He also promised attention “to uniforms and equipment, and to the physical conditions in your commands. We’ll also strive for steady improvements in the department’s working culture, including how satisfied you are with your jobs.”

“It’s as good as it gets for him to say what he’s saying,” Mr. O’Donnell said. “People try to get off the street as soon as they can, retire as soon as they can.” He said Mr. Bratton’s mission is “to make the people who do the job feel respected, which they haven’t felt in a very long time.”

The life of a cop is governed by “hundreds and hundreds of pages of rules, and every time they have a crisis, they write a new rule,” he said. “There’s a chance for a cop to get in trouble for anything.”

Mum on Contract Drought

Mr. O’Donnell noted that Mr. Bratton did not address financial or manpower issues, which are the province of Mayor de Blasio. Headcount is down more than 5,000 from the high in 2001, and the police unions, like other city unions, have gone years without contracts.

He said one way of addressing the shortage of officers would be to train cops on how to refer problems for which people call the police that don’t involve crime, such as rat infestation or school bullying. The city could also create a website telling people how to deal with such problems, he said.

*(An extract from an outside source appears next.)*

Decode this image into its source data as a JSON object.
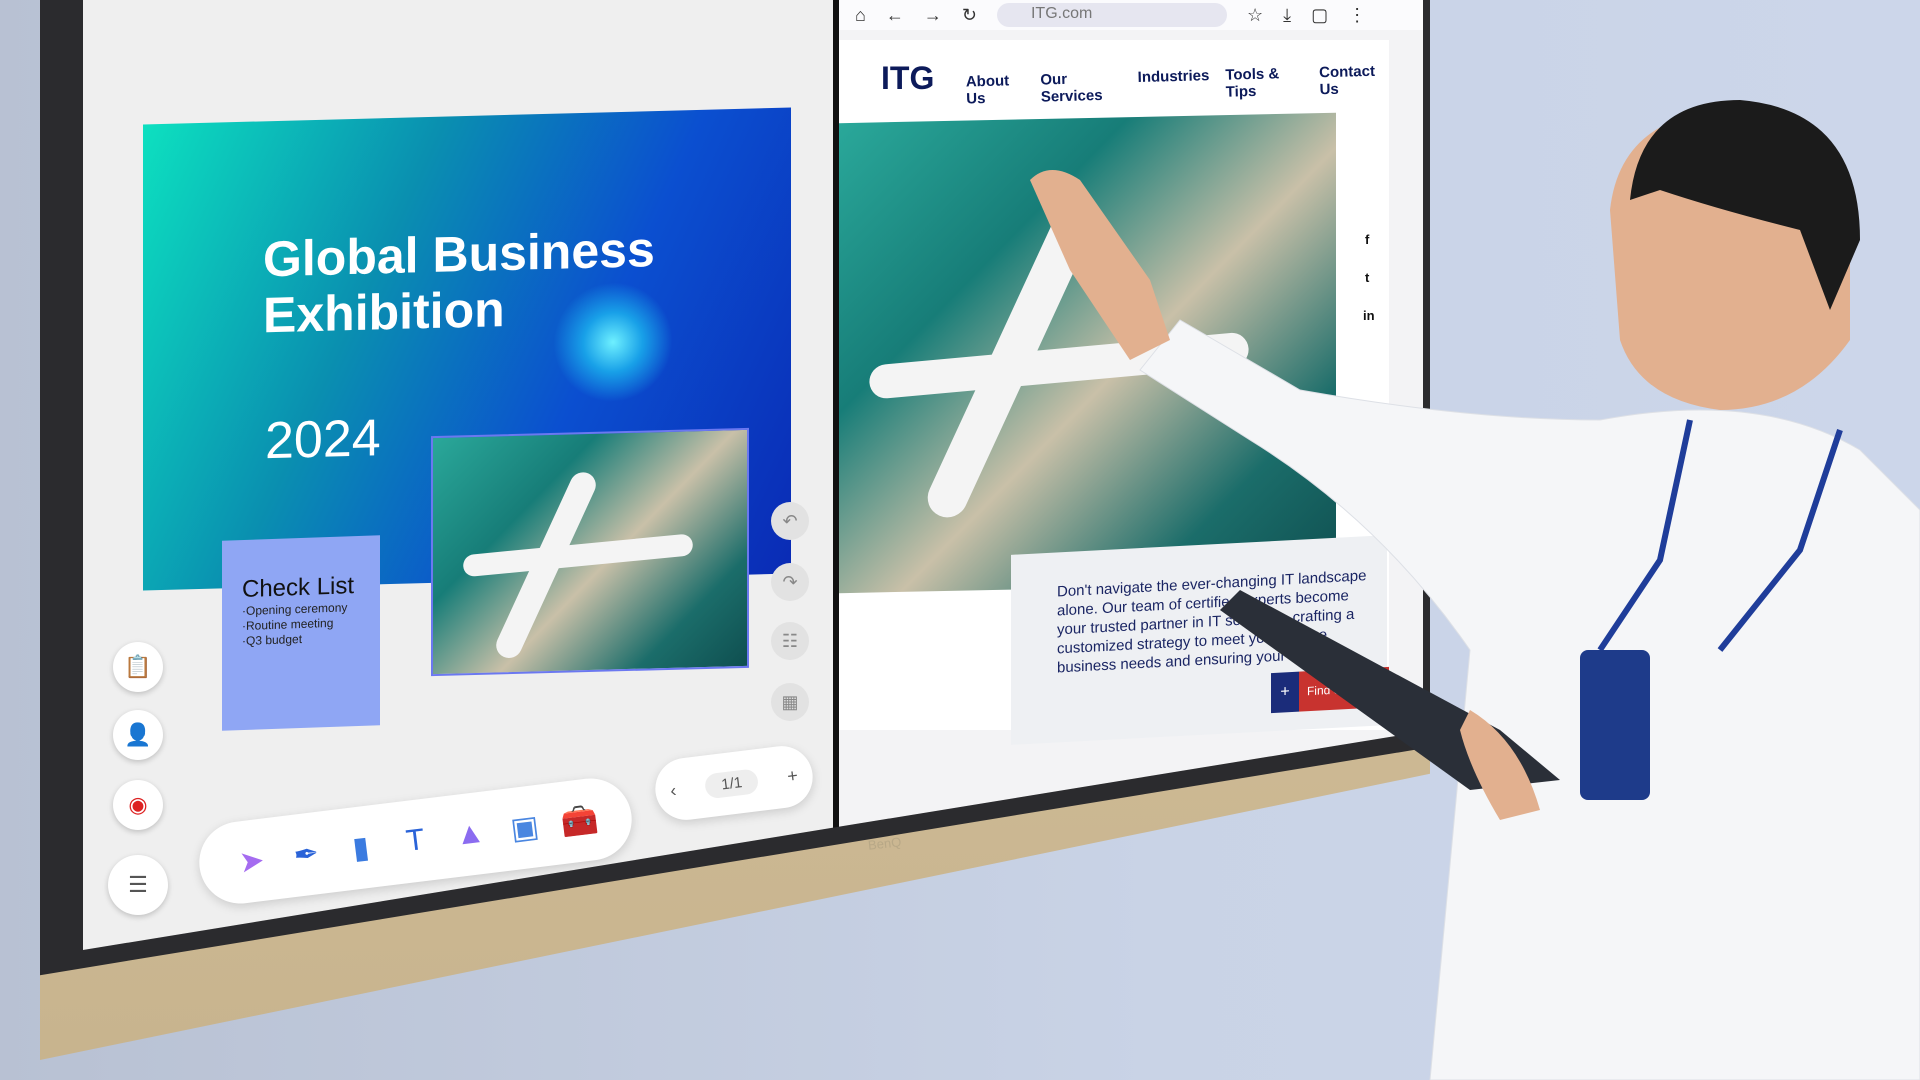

Mr. Bratton told officers, “I want you to know that your work is appreciated.” He added, “I’ve never believed that the bosses do this job alone. We can inspire, plan, guide and direct, but police work has always been, and always will be, the special province of field officers and police officers.”